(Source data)
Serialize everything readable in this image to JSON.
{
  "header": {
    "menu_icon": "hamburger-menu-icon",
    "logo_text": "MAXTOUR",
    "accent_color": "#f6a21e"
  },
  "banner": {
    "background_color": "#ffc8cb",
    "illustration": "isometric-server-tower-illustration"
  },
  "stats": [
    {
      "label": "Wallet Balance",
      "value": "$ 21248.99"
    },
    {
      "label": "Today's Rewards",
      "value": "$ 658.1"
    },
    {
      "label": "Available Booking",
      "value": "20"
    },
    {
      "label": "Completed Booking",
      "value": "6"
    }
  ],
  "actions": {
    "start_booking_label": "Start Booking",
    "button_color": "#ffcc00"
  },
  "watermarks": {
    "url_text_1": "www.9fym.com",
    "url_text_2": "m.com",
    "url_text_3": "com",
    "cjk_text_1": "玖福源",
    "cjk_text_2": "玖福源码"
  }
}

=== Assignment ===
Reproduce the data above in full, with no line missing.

=== Your response ===
Serialize everything readable in this image to JSON.
{
  "header": {
    "menu_icon": "hamburger-menu-icon",
    "logo_text": "MAXTOUR",
    "accent_color": "#f6a21e"
  },
  "banner": {
    "background_color": "#ffc8cb",
    "illustration": "isometric-server-tower-illustration"
  },
  "stats": [
    {
      "label": "Wallet Balance",
      "value": "$ 21248.99"
    },
    {
      "label": "Today's Rewards",
      "value": "$ 658.1"
    },
    {
      "label": "Available Booking",
      "value": "20"
    },
    {
      "label": "Completed Booking",
      "value": "6"
    }
  ],
  "actions": {
    "start_booking_label": "Start Booking",
    "button_color": "#ffcc00"
  },
  "watermarks": {
    "url_text_1": "www.9fym.com",
    "url_text_2": "m.com",
    "url_text_3": "com",
    "cjk_text_1": "玖福源",
    "cjk_text_2": "玖福源码"
  }
}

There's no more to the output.